## PROBLEM TO WORK ON
Copy each line of the records below that has "duis" in it.

··· RECORDS FOR THIS TASK

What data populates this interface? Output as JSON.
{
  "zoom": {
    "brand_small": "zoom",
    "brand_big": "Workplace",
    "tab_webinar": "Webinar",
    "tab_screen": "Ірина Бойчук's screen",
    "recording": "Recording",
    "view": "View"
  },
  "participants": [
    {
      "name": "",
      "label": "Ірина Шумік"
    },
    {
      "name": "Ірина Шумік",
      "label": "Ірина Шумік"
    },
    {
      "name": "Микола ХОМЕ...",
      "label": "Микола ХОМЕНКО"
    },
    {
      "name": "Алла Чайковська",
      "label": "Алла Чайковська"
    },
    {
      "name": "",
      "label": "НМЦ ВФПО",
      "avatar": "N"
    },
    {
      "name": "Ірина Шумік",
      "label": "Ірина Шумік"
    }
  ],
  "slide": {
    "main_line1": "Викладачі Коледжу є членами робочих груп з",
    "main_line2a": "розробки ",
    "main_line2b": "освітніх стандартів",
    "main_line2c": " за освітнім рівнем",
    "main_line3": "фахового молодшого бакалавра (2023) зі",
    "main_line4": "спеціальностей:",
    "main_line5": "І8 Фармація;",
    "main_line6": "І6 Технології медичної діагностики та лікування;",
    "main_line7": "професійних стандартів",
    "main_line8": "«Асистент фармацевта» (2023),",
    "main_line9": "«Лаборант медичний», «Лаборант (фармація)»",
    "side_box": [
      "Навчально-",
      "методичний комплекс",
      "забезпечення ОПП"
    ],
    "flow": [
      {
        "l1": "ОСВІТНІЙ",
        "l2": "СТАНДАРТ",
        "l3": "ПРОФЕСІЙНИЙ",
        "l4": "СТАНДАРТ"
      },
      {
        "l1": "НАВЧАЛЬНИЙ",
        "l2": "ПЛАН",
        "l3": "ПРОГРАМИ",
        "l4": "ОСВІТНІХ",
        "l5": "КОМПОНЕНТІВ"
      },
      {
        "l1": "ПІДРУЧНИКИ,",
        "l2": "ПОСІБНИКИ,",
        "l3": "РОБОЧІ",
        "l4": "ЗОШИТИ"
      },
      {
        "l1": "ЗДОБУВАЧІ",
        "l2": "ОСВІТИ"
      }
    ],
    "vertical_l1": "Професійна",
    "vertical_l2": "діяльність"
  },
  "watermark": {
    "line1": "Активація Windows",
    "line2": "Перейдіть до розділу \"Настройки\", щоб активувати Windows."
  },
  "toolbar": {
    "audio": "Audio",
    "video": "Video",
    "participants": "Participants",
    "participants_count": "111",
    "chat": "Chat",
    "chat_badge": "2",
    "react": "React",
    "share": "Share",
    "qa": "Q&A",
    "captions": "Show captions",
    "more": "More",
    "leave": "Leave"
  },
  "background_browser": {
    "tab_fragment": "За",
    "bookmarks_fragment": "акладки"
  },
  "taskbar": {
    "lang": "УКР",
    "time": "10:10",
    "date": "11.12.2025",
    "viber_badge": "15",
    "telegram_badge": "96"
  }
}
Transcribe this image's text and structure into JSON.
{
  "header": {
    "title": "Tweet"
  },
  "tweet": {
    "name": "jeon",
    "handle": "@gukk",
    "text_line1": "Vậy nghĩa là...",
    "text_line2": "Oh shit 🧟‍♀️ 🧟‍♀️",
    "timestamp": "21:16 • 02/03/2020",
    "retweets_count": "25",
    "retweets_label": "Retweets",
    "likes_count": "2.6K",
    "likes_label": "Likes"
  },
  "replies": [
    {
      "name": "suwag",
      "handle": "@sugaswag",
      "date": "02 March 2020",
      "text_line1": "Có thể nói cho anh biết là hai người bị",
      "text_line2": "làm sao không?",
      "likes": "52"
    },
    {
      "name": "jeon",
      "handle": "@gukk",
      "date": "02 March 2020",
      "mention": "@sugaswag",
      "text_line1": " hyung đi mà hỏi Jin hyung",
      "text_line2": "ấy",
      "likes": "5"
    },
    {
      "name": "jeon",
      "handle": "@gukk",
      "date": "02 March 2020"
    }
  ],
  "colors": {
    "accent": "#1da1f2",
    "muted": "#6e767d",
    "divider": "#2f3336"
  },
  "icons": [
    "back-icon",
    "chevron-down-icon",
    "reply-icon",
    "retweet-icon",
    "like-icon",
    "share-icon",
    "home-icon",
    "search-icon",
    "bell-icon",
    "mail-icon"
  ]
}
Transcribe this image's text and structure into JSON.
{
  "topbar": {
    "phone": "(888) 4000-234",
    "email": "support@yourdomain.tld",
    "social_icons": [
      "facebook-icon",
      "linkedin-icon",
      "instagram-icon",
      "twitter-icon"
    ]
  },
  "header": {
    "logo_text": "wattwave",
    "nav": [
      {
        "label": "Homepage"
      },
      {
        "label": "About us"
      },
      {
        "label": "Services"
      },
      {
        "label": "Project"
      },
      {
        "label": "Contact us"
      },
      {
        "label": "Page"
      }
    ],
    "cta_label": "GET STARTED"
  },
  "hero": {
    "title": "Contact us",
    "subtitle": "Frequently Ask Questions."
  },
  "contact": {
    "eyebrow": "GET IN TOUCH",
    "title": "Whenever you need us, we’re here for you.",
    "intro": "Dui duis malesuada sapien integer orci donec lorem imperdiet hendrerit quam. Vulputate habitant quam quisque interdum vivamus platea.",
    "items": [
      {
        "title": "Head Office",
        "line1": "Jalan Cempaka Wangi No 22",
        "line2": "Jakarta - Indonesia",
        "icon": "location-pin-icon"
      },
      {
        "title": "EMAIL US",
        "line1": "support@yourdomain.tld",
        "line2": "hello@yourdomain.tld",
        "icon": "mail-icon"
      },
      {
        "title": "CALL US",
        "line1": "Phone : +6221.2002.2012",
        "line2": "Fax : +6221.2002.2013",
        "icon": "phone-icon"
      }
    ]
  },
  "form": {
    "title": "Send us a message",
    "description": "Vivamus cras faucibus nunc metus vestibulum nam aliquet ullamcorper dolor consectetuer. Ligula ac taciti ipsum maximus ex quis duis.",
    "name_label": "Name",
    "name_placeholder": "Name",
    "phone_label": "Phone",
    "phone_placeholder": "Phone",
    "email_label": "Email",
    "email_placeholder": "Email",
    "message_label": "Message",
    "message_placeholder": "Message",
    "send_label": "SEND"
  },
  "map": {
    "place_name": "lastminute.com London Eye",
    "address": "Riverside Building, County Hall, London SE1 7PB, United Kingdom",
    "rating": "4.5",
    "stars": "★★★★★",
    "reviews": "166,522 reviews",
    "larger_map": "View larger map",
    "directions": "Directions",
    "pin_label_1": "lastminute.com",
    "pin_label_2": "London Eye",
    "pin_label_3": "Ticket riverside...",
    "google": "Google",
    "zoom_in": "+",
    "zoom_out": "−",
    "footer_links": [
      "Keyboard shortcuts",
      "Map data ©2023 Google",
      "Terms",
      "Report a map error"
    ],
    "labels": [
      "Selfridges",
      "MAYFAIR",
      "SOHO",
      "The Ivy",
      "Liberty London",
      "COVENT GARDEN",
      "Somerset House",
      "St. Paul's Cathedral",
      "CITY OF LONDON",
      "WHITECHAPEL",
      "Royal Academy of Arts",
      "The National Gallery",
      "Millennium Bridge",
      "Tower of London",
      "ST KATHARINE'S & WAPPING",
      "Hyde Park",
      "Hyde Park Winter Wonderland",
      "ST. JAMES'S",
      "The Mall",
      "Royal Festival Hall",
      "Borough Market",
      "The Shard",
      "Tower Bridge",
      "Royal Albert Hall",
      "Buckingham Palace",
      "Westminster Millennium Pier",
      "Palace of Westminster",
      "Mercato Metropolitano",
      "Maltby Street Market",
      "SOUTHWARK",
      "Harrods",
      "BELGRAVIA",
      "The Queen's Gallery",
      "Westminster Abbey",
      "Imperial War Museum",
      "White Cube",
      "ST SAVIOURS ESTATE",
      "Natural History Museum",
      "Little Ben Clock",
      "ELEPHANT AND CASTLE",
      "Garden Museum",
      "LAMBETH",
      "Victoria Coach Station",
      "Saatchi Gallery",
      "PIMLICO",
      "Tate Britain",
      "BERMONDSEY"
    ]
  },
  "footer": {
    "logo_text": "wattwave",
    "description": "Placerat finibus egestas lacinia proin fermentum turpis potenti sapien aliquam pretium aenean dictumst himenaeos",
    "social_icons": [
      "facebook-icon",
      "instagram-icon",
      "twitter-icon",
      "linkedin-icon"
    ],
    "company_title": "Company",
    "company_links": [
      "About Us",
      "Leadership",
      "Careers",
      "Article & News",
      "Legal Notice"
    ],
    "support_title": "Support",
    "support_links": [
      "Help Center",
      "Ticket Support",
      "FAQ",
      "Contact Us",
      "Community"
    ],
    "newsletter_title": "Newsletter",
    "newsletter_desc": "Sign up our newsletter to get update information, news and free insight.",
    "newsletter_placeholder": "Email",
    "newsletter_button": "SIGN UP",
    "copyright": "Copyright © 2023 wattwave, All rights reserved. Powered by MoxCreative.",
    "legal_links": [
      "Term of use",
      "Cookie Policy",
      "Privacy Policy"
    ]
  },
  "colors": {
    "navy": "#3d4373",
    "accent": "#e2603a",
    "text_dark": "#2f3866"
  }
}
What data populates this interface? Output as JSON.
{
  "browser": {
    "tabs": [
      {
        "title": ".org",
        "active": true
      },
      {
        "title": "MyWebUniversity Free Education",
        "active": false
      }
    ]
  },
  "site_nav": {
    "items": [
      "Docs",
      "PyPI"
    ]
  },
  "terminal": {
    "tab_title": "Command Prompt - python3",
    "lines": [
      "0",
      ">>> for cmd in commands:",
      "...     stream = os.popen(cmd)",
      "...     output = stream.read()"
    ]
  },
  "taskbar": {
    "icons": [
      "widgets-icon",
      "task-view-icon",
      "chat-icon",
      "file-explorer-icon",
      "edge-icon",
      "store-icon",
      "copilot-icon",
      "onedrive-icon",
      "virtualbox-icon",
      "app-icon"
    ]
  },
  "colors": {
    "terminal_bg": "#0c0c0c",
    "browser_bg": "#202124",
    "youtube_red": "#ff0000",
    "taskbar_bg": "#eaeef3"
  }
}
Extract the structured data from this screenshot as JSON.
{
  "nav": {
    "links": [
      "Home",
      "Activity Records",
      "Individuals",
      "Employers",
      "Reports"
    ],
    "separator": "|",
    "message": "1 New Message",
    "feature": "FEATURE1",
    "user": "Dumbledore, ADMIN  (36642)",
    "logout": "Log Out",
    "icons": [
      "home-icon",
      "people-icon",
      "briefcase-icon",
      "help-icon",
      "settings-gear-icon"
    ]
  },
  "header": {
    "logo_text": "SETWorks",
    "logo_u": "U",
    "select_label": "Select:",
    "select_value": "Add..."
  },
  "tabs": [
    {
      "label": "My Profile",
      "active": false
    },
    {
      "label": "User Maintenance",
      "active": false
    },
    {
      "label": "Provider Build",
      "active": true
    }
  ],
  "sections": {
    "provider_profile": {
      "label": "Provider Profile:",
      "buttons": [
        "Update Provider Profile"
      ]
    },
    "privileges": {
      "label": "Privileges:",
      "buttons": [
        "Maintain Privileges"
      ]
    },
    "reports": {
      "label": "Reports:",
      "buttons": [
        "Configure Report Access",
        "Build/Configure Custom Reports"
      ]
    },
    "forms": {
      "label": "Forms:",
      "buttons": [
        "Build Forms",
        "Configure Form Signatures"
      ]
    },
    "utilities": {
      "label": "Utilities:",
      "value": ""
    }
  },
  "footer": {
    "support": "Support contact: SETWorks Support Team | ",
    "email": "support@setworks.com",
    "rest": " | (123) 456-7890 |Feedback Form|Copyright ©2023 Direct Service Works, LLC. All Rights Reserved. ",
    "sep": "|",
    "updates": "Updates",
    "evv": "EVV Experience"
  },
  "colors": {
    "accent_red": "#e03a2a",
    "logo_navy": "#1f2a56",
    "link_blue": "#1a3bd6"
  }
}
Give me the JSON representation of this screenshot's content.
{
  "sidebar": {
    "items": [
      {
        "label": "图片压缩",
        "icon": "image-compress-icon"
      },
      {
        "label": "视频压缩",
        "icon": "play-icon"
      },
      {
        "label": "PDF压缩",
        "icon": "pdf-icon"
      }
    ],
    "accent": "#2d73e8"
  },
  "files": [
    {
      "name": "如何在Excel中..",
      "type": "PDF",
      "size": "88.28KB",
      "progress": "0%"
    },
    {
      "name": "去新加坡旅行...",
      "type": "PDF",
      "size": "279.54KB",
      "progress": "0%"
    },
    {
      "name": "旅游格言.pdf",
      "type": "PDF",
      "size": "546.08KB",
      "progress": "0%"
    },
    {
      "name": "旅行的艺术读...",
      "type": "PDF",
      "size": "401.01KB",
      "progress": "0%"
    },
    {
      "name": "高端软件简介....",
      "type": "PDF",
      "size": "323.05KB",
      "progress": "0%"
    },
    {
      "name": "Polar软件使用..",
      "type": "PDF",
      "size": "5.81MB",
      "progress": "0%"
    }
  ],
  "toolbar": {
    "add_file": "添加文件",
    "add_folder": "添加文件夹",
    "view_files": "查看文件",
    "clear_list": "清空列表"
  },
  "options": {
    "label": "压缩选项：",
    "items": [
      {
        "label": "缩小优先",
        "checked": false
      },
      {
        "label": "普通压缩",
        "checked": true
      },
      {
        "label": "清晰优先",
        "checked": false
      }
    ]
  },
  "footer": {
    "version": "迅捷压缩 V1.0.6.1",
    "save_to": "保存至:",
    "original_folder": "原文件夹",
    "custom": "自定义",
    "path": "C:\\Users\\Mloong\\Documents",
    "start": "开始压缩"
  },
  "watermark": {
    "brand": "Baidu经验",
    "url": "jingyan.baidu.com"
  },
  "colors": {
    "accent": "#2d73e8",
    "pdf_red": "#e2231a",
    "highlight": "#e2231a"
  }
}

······

## SOLUTION TO THIS TASK
    "intro": "Dui duis malesuada sapien integer orci donec lorem imperdiet hendrerit quam. Vulputate habitant quam quisque interdum vivamus platea.",
    "description": "Vivamus cras faucibus nunc metus vestibulum nam aliquet ullamcorper dolor consectetuer. Ligula ac taciti ipsum maximus ex quis duis.",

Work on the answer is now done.